(Beginning of Exercise data)

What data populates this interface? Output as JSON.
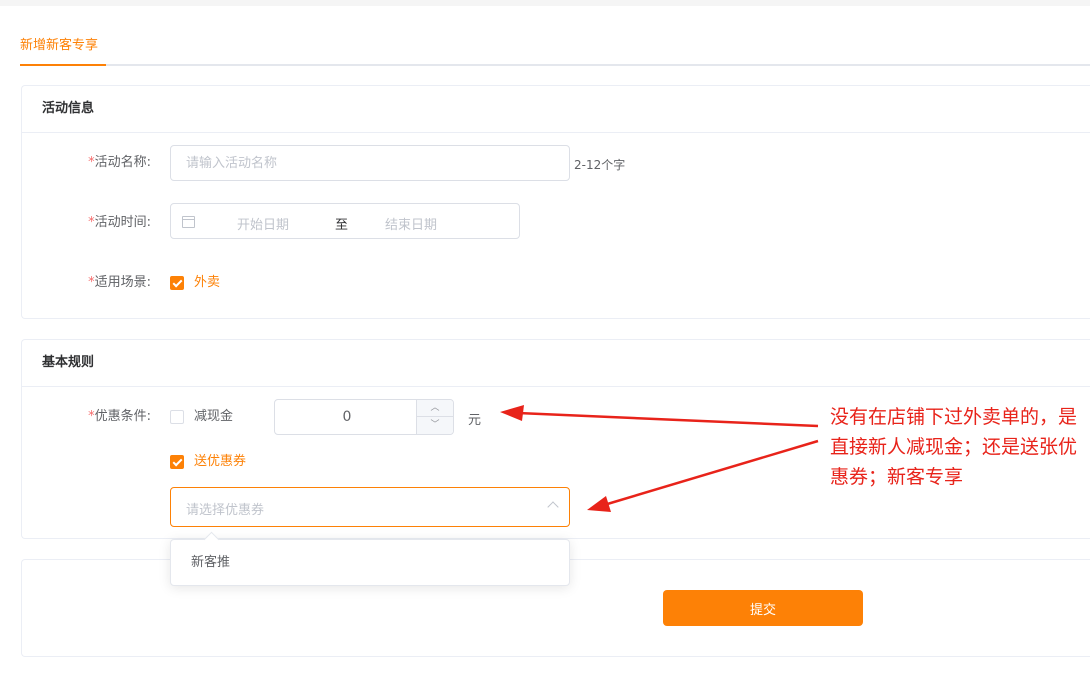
{
  "tabs": {
    "active_label": "新增新客专享"
  },
  "section_activity": {
    "title": "活动信息",
    "name_field": {
      "required_mark": "*",
      "label": "活动名称:",
      "placeholder": "请输入活动名称",
      "hint": "2-12个字"
    },
    "time_field": {
      "required_mark": "*",
      "label": "活动时间:",
      "start_placeholder": "开始日期",
      "separator": "至",
      "end_placeholder": "结束日期"
    },
    "scene_field": {
      "required_mark": "*",
      "label": "适用场景:",
      "option_label": "外卖",
      "checked": true
    }
  },
  "section_rules": {
    "title": "基本规则",
    "discount_field": {
      "required_mark": "*",
      "label": "优惠条件:",
      "cash_option": {
        "label": "减现金",
        "checked": false
      },
      "cash_value": "0",
      "unit": "元",
      "coupon_option": {
        "label": "送优惠券",
        "checked": true
      },
      "coupon_select_placeholder": "请选择优惠券",
      "coupon_options": [
        "新客推"
      ]
    }
  },
  "actions": {
    "submit_label": "提交"
  },
  "annotation": {
    "text": "没有在店铺下过外卖单的，是直接新人减现金；还是送张优惠券；新客专享",
    "color": "#e8231a"
  },
  "colors": {
    "accent": "#fd8106",
    "required": "#f56c6c"
  }
}
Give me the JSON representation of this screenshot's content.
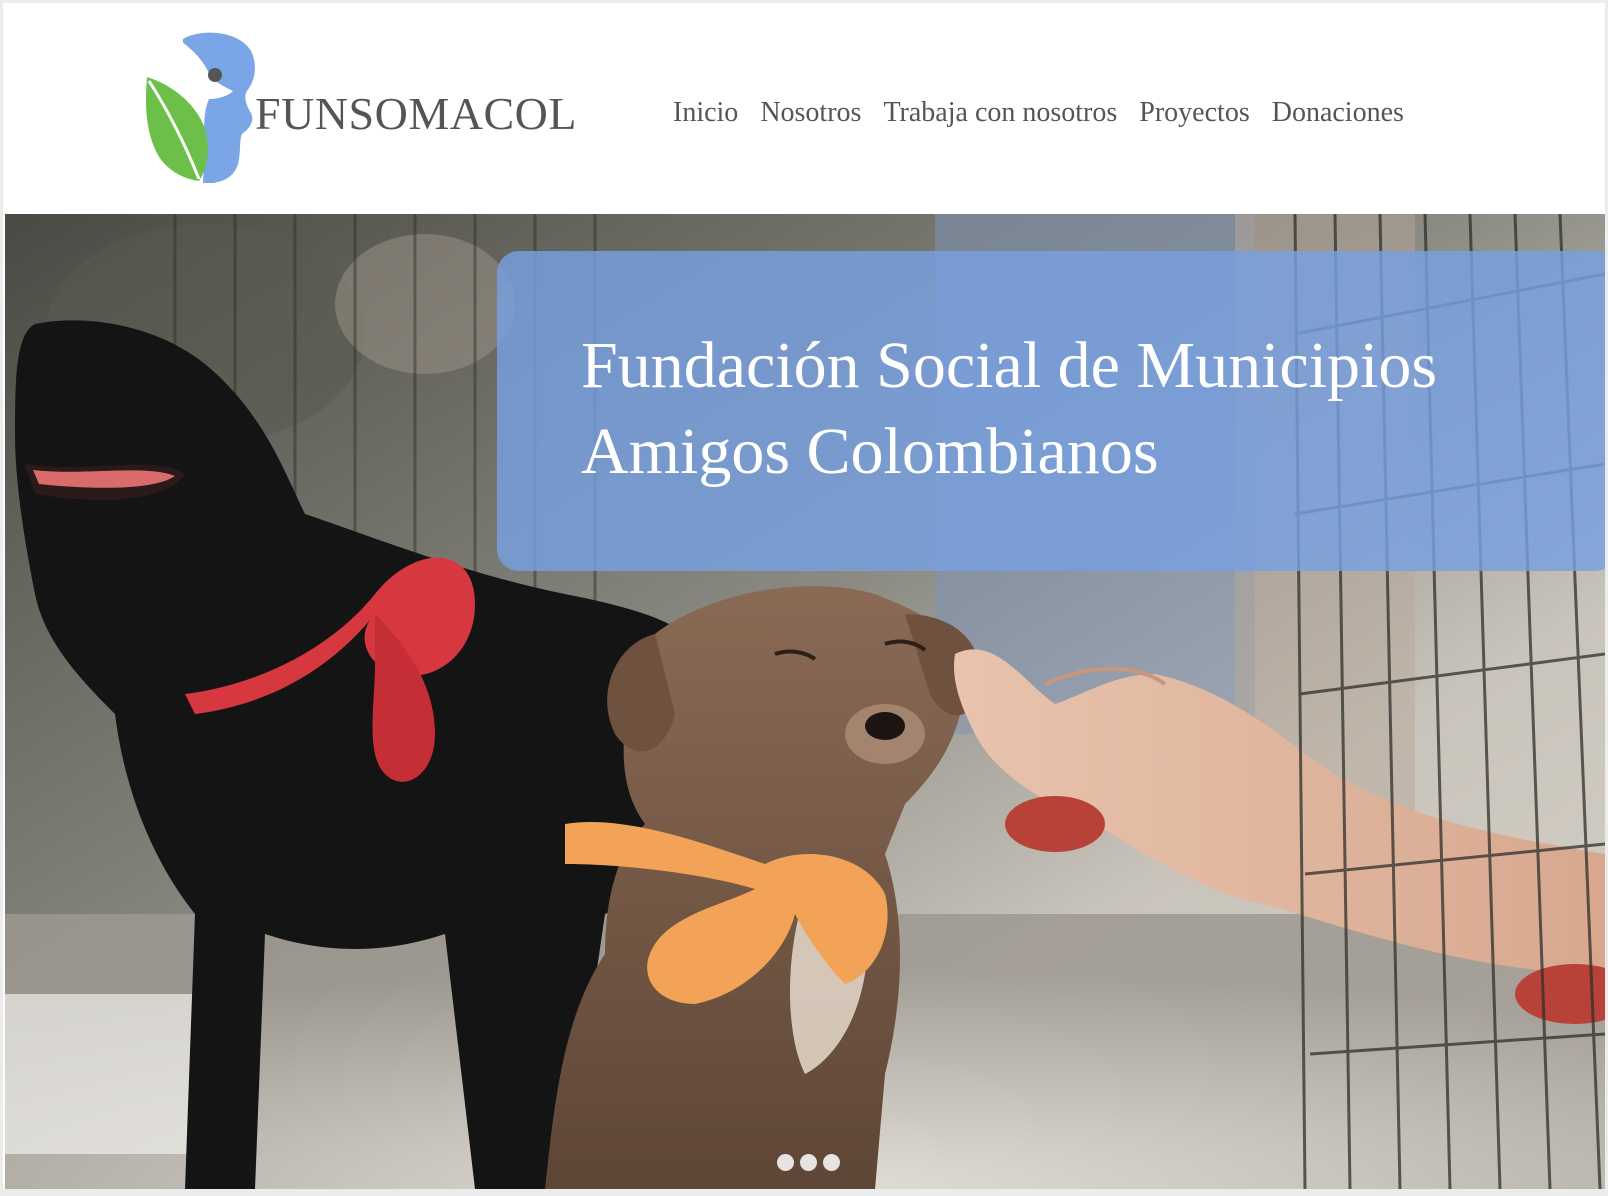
{
  "brand": {
    "name": "FUNSOMACOL",
    "logo_icon": "dog-leaf-logo-icon",
    "colors": {
      "logo_blue": "#6f9fe0",
      "logo_green": "#6cc04a",
      "text_gray": "#555555"
    }
  },
  "nav": {
    "items": [
      {
        "label": "Inicio"
      },
      {
        "label": "Nosotros"
      },
      {
        "label": "Trabaja con nosotros"
      },
      {
        "label": "Proyectos"
      },
      {
        "label": "Donaciones"
      }
    ]
  },
  "hero": {
    "title_line1": "Fundación Social de Municipios",
    "title_line2": "Amigos Colombianos",
    "caption_bg": "#78a0e1",
    "photo_subject": "dogs-in-shelter-photo",
    "slides": [
      {
        "state": "inactive"
      },
      {
        "state": "inactive"
      },
      {
        "state": "inactive"
      }
    ]
  }
}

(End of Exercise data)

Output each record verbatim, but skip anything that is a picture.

Output of the task -
What data populates this interface? Output as JSON.
{
  "tabs": {
    "active_label": "新增新客专享"
  },
  "section_activity": {
    "title": "活动信息",
    "name_field": {
      "required_mark": "*",
      "label": "活动名称:",
      "placeholder": "请输入活动名称",
      "hint": "2-12个字"
    },
    "time_field": {
      "required_mark": "*",
      "label": "活动时间:",
      "start_placeholder": "开始日期",
      "separator": "至",
      "end_placeholder": "结束日期"
    },
    "scene_field": {
      "required_mark": "*",
      "label": "适用场景:",
      "option_label": "外卖",
      "checked": true
    }
  },
  "section_rules": {
    "title": "基本规则",
    "discount_field": {
      "required_mark": "*",
      "label": "优惠条件:",
      "cash_option": {
        "label": "减现金",
        "checked": false
      },
      "cash_value": "0",
      "unit": "元",
      "coupon_option": {
        "label": "送优惠券",
        "checked": true
      },
      "coupon_select_placeholder": "请选择优惠券",
      "coupon_options": [
        "新客推"
      ]
    }
  },
  "actions": {
    "submit_label": "提交"
  },
  "annotation": {
    "text": "没有在店铺下过外卖单的，是直接新人减现金；还是送张优惠券；新客专享",
    "color": "#e8231a"
  },
  "colors": {
    "accent": "#fd8106",
    "required": "#f56c6c"
  }
}
Give me the JSON representation of this screenshot's content.
{
  "brand": {
    "name": "FUNSOMACOL",
    "logo_icon": "dog-leaf-logo-icon",
    "colors": {
      "logo_blue": "#6f9fe0",
      "logo_green": "#6cc04a",
      "text_gray": "#555555"
    }
  },
  "nav": {
    "items": [
      {
        "label": "Inicio"
      },
      {
        "label": "Nosotros"
      },
      {
        "label": "Trabaja con nosotros"
      },
      {
        "label": "Proyectos"
      },
      {
        "label": "Donaciones"
      }
    ]
  },
  "hero": {
    "title_line1": "Fundación Social de Municipios",
    "title_line2": "Amigos Colombianos",
    "caption_bg": "#78a0e1",
    "photo_subject": "dogs-in-shelter-photo",
    "slides": [
      {
        "state": "inactive"
      },
      {
        "state": "inactive"
      },
      {
        "state": "inactive"
      }
    ]
  }
}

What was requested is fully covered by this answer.